[Data excerpts]

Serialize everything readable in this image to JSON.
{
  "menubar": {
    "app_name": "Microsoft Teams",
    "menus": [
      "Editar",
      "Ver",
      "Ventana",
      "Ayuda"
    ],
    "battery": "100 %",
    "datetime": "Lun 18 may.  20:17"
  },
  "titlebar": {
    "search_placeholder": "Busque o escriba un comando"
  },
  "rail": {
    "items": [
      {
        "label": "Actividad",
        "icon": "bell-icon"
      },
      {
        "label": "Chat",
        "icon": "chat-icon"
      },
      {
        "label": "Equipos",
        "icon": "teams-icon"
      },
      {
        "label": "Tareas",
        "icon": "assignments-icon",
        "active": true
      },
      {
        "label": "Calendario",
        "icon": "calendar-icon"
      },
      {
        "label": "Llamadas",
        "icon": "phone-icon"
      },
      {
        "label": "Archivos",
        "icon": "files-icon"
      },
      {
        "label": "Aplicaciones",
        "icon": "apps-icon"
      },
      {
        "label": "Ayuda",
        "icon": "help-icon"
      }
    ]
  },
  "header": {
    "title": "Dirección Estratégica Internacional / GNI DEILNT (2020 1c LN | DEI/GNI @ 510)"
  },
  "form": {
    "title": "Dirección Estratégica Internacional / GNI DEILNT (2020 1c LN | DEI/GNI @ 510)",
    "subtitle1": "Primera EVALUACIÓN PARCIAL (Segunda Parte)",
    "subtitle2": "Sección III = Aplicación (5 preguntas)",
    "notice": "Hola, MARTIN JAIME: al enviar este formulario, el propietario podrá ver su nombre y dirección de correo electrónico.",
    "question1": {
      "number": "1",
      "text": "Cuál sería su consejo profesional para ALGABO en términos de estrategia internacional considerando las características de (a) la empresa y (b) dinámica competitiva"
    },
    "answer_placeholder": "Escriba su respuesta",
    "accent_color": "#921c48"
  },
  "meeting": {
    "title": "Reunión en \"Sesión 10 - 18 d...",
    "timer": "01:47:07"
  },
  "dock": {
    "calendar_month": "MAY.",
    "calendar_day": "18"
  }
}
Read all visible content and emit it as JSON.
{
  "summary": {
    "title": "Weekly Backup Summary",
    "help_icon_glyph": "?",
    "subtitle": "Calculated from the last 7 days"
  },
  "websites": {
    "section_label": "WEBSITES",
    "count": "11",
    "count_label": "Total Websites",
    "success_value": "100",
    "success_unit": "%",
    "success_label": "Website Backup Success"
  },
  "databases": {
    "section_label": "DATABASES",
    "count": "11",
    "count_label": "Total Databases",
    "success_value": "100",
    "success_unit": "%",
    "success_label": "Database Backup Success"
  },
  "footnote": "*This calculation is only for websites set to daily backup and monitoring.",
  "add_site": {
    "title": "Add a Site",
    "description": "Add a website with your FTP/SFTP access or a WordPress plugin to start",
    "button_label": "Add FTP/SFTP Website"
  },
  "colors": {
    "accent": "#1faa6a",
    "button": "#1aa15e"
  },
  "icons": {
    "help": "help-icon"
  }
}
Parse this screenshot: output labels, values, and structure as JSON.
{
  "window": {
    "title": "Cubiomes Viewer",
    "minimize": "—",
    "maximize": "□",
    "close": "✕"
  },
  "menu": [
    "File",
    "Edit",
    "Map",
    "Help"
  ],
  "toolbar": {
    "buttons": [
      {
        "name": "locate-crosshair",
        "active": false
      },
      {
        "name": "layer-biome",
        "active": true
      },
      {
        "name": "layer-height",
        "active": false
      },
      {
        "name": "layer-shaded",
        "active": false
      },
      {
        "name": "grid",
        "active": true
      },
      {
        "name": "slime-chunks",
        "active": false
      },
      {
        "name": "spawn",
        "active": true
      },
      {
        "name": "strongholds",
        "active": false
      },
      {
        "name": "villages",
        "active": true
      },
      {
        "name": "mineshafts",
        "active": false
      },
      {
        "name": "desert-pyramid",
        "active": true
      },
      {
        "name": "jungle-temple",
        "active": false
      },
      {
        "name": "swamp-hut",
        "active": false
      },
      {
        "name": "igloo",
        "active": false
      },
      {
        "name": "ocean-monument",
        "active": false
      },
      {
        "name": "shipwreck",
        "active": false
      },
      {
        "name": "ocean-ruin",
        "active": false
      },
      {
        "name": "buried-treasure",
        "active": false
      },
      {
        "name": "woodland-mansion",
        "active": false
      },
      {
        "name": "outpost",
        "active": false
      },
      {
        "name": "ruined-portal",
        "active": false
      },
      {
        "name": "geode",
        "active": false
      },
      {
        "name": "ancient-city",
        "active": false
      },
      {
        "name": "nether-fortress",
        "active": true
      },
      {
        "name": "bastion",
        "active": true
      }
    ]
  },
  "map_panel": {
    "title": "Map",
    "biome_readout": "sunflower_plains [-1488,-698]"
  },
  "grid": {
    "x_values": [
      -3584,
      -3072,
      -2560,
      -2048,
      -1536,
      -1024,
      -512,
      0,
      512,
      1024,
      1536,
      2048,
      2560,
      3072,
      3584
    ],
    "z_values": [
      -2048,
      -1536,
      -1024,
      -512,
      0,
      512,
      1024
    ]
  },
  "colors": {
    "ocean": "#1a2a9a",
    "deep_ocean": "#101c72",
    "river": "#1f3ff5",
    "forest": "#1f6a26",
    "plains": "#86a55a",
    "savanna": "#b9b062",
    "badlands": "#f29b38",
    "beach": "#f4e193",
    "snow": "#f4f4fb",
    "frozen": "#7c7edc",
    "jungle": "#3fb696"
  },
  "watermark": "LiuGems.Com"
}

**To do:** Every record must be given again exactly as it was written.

**Exercise response:**
Serialize everything readable in this image to JSON.
{
  "menubar": {
    "app_name": "Microsoft Teams",
    "menus": [
      "Editar",
      "Ver",
      "Ventana",
      "Ayuda"
    ],
    "battery": "100 %",
    "datetime": "Lun 18 may.  20:17"
  },
  "titlebar": {
    "search_placeholder": "Busque o escriba un comando"
  },
  "rail": {
    "items": [
      {
        "label": "Actividad",
        "icon": "bell-icon"
      },
      {
        "label": "Chat",
        "icon": "chat-icon"
      },
      {
        "label": "Equipos",
        "icon": "teams-icon"
      },
      {
        "label": "Tareas",
        "icon": "assignments-icon",
        "active": true
      },
      {
        "label": "Calendario",
        "icon": "calendar-icon"
      },
      {
        "label": "Llamadas",
        "icon": "phone-icon"
      },
      {
        "label": "Archivos",
        "icon": "files-icon"
      },
      {
        "label": "Aplicaciones",
        "icon": "apps-icon"
      },
      {
        "label": "Ayuda",
        "icon": "help-icon"
      }
    ]
  },
  "header": {
    "title": "Dirección Estratégica Internacional / GNI DEILNT (2020 1c LN | DEI/GNI @ 510)"
  },
  "form": {
    "title": "Dirección Estratégica Internacional / GNI DEILNT (2020 1c LN | DEI/GNI @ 510)",
    "subtitle1": "Primera EVALUACIÓN PARCIAL (Segunda Parte)",
    "subtitle2": "Sección III = Aplicación (5 preguntas)",
    "notice": "Hola, MARTIN JAIME: al enviar este formulario, el propietario podrá ver su nombre y dirección de correo electrónico.",
    "question1": {
      "number": "1",
      "text": "Cuál sería su consejo profesional para ALGABO en términos de estrategia internacional considerando las características de (a) la empresa y (b) dinámica competitiva"
    },
    "answer_placeholder": "Escriba su respuesta",
    "accent_color": "#921c48"
  },
  "meeting": {
    "title": "Reunión en \"Sesión 10 - 18 d...",
    "timer": "01:47:07"
  },
  "dock": {
    "calendar_month": "MAY.",
    "calendar_day": "18"
  }
}
Read all visible content and emit it as JSON.
{
  "summary": {
    "title": "Weekly Backup Summary",
    "help_icon_glyph": "?",
    "subtitle": "Calculated from the last 7 days"
  },
  "websites": {
    "section_label": "WEBSITES",
    "count": "11",
    "count_label": "Total Websites",
    "success_value": "100",
    "success_unit": "%",
    "success_label": "Website Backup Success"
  },
  "databases": {
    "section_label": "DATABASES",
    "count": "11",
    "count_label": "Total Databases",
    "success_value": "100",
    "success_unit": "%",
    "success_label": "Database Backup Success"
  },
  "footnote": "*This calculation is only for websites set to daily backup and monitoring.",
  "add_site": {
    "title": "Add a Site",
    "description": "Add a website with your FTP/SFTP access or a WordPress plugin to start",
    "button_label": "Add FTP/SFTP Website"
  },
  "colors": {
    "accent": "#1faa6a",
    "button": "#1aa15e"
  },
  "icons": {
    "help": "help-icon"
  }
}
Parse this screenshot: output labels, values, and structure as JSON.
{
  "window": {
    "title": "Cubiomes Viewer",
    "minimize": "—",
    "maximize": "□",
    "close": "✕"
  },
  "menu": [
    "File",
    "Edit",
    "Map",
    "Help"
  ],
  "toolbar": {
    "buttons": [
      {
        "name": "locate-crosshair",
        "active": false
      },
      {
        "name": "layer-biome",
        "active": true
      },
      {
        "name": "layer-height",
        "active": false
      },
      {
        "name": "layer-shaded",
        "active": false
      },
      {
        "name": "grid",
        "active": true
      },
      {
        "name": "slime-chunks",
        "active": false
      },
      {
        "name": "spawn",
        "active": true
      },
      {
        "name": "strongholds",
        "active": false
      },
      {
        "name": "villages",
        "active": true
      },
      {
        "name": "mineshafts",
        "active": false
      },
      {
        "name": "desert-pyramid",
        "active": true
      },
      {
        "name": "jungle-temple",
        "active": false
      },
      {
        "name": "swamp-hut",
        "active": false
      },
      {
        "name": "igloo",
        "active": false
      },
      {
        "name": "ocean-monument",
        "active": false
      },
      {
        "name": "shipwreck",
        "active": false
      },
      {
        "name": "ocean-ruin",
        "active": false
      },
      {
        "name": "buried-treasure",
        "active": false
      },
      {
        "name": "woodland-mansion",
        "active": false
      },
      {
        "name": "outpost",
        "active": false
      },
      {
        "name": "ruined-portal",
        "active": false
      },
      {
        "name": "geode",
        "active": false
      },
      {
        "name": "ancient-city",
        "active": false
      },
      {
        "name": "nether-fortress",
        "active": true
      },
      {
        "name": "bastion",
        "active": true
      }
    ]
  },
  "map_panel": {
    "title": "Map",
    "biome_readout": "sunflower_plains [-1488,-698]"
  },
  "grid": {
    "x_values": [
      -3584,
      -3072,
      -2560,
      -2048,
      -1536,
      -1024,
      -512,
      0,
      512,
      1024,
      1536,
      2048,
      2560,
      3072,
      3584
    ],
    "z_values": [
      -2048,
      -1536,
      -1024,
      -512,
      0,
      512,
      1024
    ]
  },
  "colors": {
    "ocean": "#1a2a9a",
    "deep_ocean": "#101c72",
    "river": "#1f3ff5",
    "forest": "#1f6a26",
    "plains": "#86a55a",
    "savanna": "#b9b062",
    "badlands": "#f29b38",
    "beach": "#f4e193",
    "snow": "#f4f4fb",
    "frozen": "#7c7edc",
    "jungle": "#3fb696"
  },
  "watermark": "LiuGems.Com"
}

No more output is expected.